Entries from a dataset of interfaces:
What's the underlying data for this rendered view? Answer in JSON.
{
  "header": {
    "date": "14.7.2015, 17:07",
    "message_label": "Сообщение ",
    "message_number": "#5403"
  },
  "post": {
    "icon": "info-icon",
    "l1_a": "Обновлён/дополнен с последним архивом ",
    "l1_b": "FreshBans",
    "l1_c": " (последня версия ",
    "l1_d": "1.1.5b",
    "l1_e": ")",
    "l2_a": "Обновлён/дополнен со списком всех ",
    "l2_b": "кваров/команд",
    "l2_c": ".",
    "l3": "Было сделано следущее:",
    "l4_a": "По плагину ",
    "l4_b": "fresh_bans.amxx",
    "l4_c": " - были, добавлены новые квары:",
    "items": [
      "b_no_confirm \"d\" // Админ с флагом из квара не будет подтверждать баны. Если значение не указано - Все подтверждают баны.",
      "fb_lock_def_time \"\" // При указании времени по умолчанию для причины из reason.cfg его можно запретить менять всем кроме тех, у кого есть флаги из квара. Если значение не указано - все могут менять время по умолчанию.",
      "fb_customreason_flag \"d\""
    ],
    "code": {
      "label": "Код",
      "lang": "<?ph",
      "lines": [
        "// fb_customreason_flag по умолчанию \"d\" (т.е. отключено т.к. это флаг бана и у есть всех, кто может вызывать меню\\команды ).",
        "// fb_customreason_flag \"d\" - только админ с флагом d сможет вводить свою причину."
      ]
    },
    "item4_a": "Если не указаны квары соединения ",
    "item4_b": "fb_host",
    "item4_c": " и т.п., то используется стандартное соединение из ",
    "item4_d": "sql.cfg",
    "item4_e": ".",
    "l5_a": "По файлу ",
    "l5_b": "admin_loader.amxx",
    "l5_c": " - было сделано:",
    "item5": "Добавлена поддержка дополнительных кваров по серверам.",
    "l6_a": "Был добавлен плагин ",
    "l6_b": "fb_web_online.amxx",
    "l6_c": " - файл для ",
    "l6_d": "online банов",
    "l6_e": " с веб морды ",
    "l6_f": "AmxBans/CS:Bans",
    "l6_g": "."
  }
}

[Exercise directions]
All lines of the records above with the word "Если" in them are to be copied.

[Your response]
      "b_no_confirm \"d\" // Админ с флагом из квара не будет подтверждать баны. Если значение не указано - Все подтверждают баны.",
      "fb_lock_def_time \"\" // При указании времени по умолчанию для причины из reason.cfg его можно запретить менять всем кроме тех, у кого есть флаги из квара. Если значение не указано - все могут менять время по умолчанию.",
    "item4_a": "Если не указаны квары соединения ",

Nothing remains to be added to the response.